Renalytix AI, which is working on developing artificial intelligence (AI) to support clinical decision making in kidney disease patients, has raised $29 million in an initial public offering (IPO), bringing the company’s valuation to $83.59 million.
Following the IPO, Renalytix AI, was admitted onto AIM in early November, a submarket of the London Stock Exchange (LSE).
Renalytix AI, which spun out of EKF Diagnostics, raised $26.71 million through an equity fund raise, while $1.93 million was raised via a restricted stock offer. Shares were issued at $1.55 each.
EKF Diagnostics now has a 4.8 percent stake in Renalytix AI following the IPO, while Icahn School of Medicine at Mount Sinai has 15 percent. “Other major shareholders in the company include current Renalytix non-executive director, Christopher Mills with a 17 percent holding and Lombard Odier & Co Ltd with a 6.4% stake. CEO (Chief Executive Officer, James) McCullough will have a 5.3 percent stake in the company,” it was reported.
Renalytix AI and Mount Sinai agreed on a collaboration in May 2018, in which they would work together on product development and commercialization. Following this collaboration, Mount Sinai became a shareholder in Renalytix AI.
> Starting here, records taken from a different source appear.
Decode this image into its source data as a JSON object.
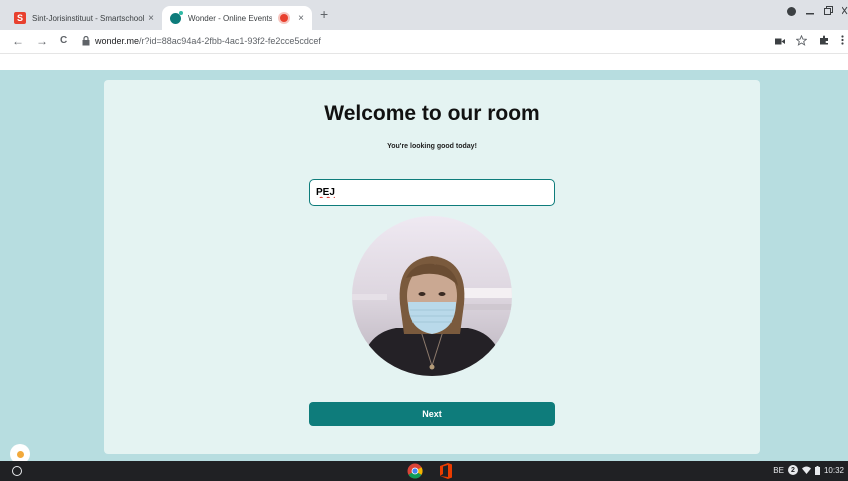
{
  "browser": {
    "tabs": [
      {
        "title": "Sint-Jorisinstituut - Smartschool",
        "favicon_letter": "S",
        "close": "×"
      },
      {
        "title": "Wonder - Online Events",
        "close": "×"
      }
    ],
    "new_tab": "+",
    "url_domain": "wonder.me",
    "url_path": "/r?id=88ac94a4-2fbb-4ac1-93f2-fe2cce5cdcef",
    "nav": {
      "back": "←",
      "forward": "→",
      "reload": "C"
    }
  },
  "page": {
    "title": "Welcome to our room",
    "subtitle": "You're looking good today!",
    "name_value": "PEJ",
    "next_label": "Next"
  },
  "taskbar": {
    "keyboard_layout": "BE",
    "notification_count": "2",
    "time": "10:32"
  },
  "colors": {
    "accent": "#0e7c7b",
    "page_bg": "#b7dde0",
    "card_bg": "#e4f3f2"
  }
}
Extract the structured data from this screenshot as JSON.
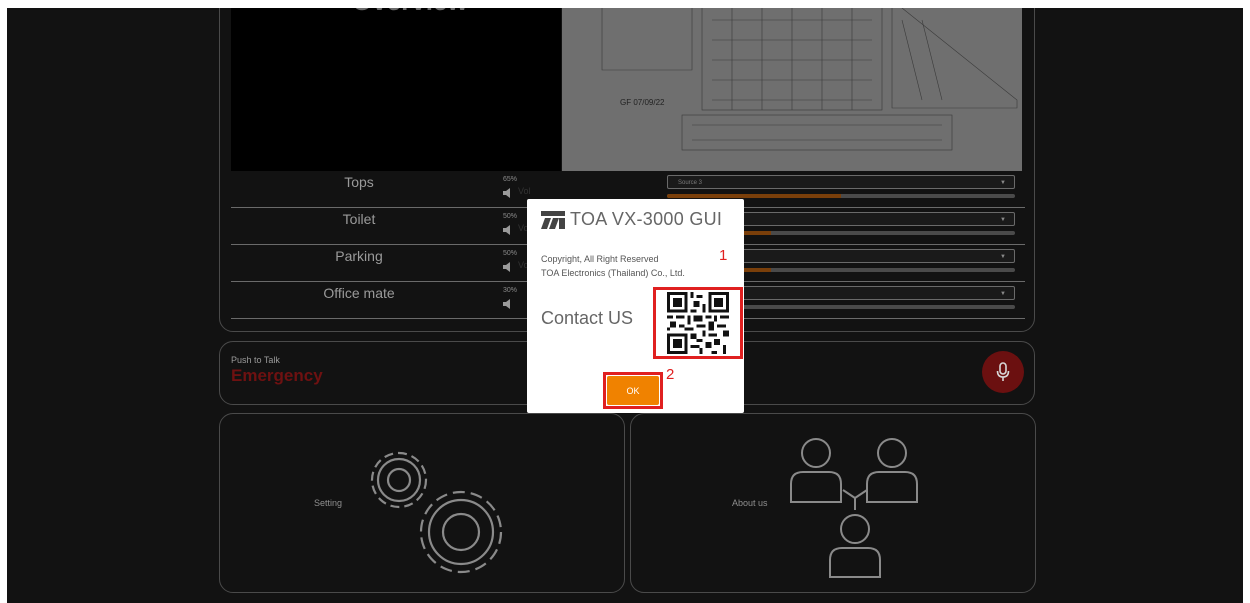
{
  "overview": {
    "title": "Overview",
    "map_label": "GF 07/09/22"
  },
  "zones": [
    {
      "name": "Tops",
      "volume": "65%",
      "vol_label": "Vol",
      "source": "Source 3",
      "level": 0.5
    },
    {
      "name": "Toilet",
      "volume": "50%",
      "vol_label": "Vo",
      "source": "",
      "level": 0.3
    },
    {
      "name": "Parking",
      "volume": "50%",
      "vol_label": "Vo",
      "source": "",
      "level": 0.3
    },
    {
      "name": "Office mate",
      "volume": "30%",
      "vol_label": "",
      "source": "",
      "level": 0.18
    }
  ],
  "push_to_talk": {
    "label": "Push to Talk",
    "mode": "Emergency"
  },
  "cards": {
    "setting": "Setting",
    "about": "About us"
  },
  "modal": {
    "title": "TOA VX-3000 GUI",
    "copyright_line1": "Copyright, All Right Reserved",
    "copyright_line2": "TOA Electronics (Thailand) Co., Ltd.",
    "contact": "Contact US",
    "ok": "OK",
    "annotation_1": "1",
    "annotation_2": "2"
  },
  "colors": {
    "accent": "#f08200",
    "emergency": "#6e1111",
    "annotation": "#e02020",
    "background": "#121212"
  },
  "icons": [
    "speaker-icon",
    "mic-icon",
    "gears-icon",
    "people-icon",
    "toa-logo-icon",
    "qr-code-icon",
    "chevron-down-icon"
  ]
}
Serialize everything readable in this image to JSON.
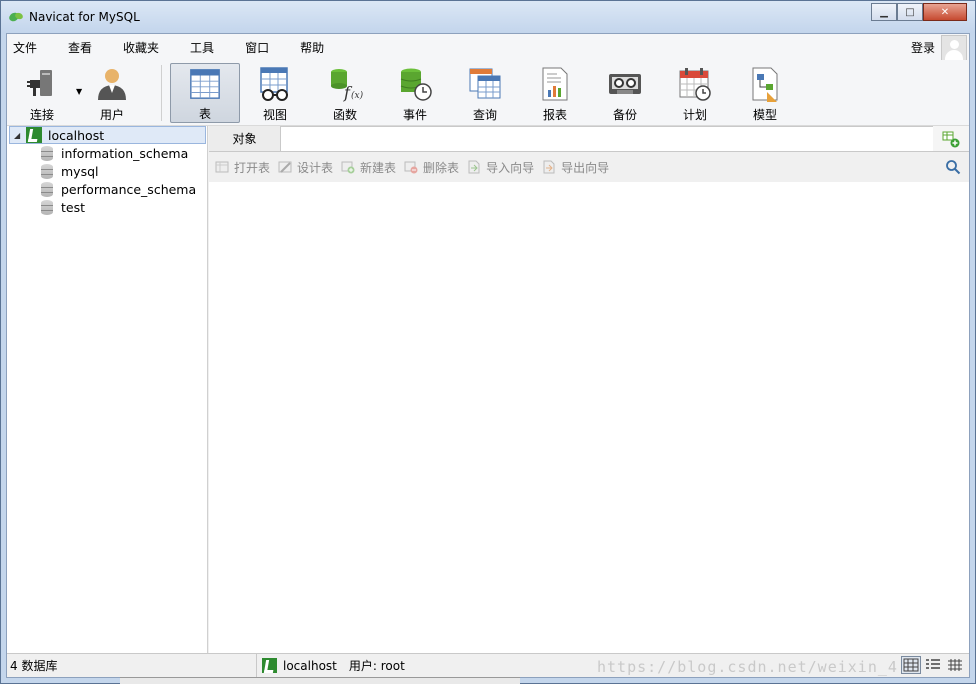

Renalytix AI, which was formed in March 2018, said the funding was meant to support the development and commercialization of two product categories for the early detection of kidney disease and the accurate management of kidney transplant rejection.
The Cardiff, Wales-based company, a developer of AI decision support and clinical management tools for improving early diagnosis, continual monitoring and drug development for kidney disease, said it plans to launch its first diagnostic product, KidneyIntelX, in 2019 in collaboration with Mount Sinai.
Renalytix AI said its AI platform will draw from “distinct sources of health data, including systems containing extensive electronic health records, predictive blood-based biomarkers and other genomic information for analysis by high-performance, learning computer algorithms (machine learning).”
It said that by combining these different inputs to develop its products, it had the potential to “create novel and powerful models for the prediction of disease progression and drug/therapy response in individual patients. The company intends to submit KidneyIntelX for regulatory review by the U.S. Food and Drug Administration.”
Renalytix AI’s mission is to build a “deep, unique pool” of kidney disease-related data for different AI-enabled applications designed to improve predictive capability and clinical utility over time.
McCullough said Renalytix AI now had the financial resources to drive “advanced diagnostic development to improve the management and cost of kidney disease. We are grateful to our investors and medical collaborators who are committed to reducing the impact of this disease.”
Erik Lium, the Executive Vice President of Mount Sinai Innovation Partners, described Renalytix AI as an emerging leader in healthcare AI, with whom they were pleased to be collaborating on developing breakthrough prognostics and diagnostics for renal disease.
“Renal disease represents an increasing healthcare crisis globally, and early detection and intervention can change the course of this disease,” Lium said in a statement.
Barbara Murphy, the dean of clinical integration and population health, and Murray Rosenberg, a professor and chairperson of the Samuel Bronfman Department of Medicine at Icahn School of Medicine at Mount Sinai, described kidney disease as a major challenge for healthcare systems around the world.
They said Renalytix AI and Mount Sinai were “responding to this critical unmet need by developing two products that will identify patients at risk for kidney disease progression and dialysis, and categorize the type of risk that will be experienced by kidney transplant patients.”
Kidney disease, which affects an estimated 850 million people across the world, is classified as a public health epidemic. The Centers for Disease Control and Prevention (CDC) estimates that at least 30 million adults in the United States have chronic kidney disease, a majority of them undiagnosed.
It is further estimated that nearly half of the people with advanced kidney disease are unaware of the severity of their reduced kidney function.
“As a result, many patients progress to kidney failure in an unplanned manner, ending up having dialysis in the emergency room without ever seeing a clinical specialist, such as a nephrologist. Every day 13 patients die in the United States while waiting for a kidney transplant,” Renalytix AI said in a statement.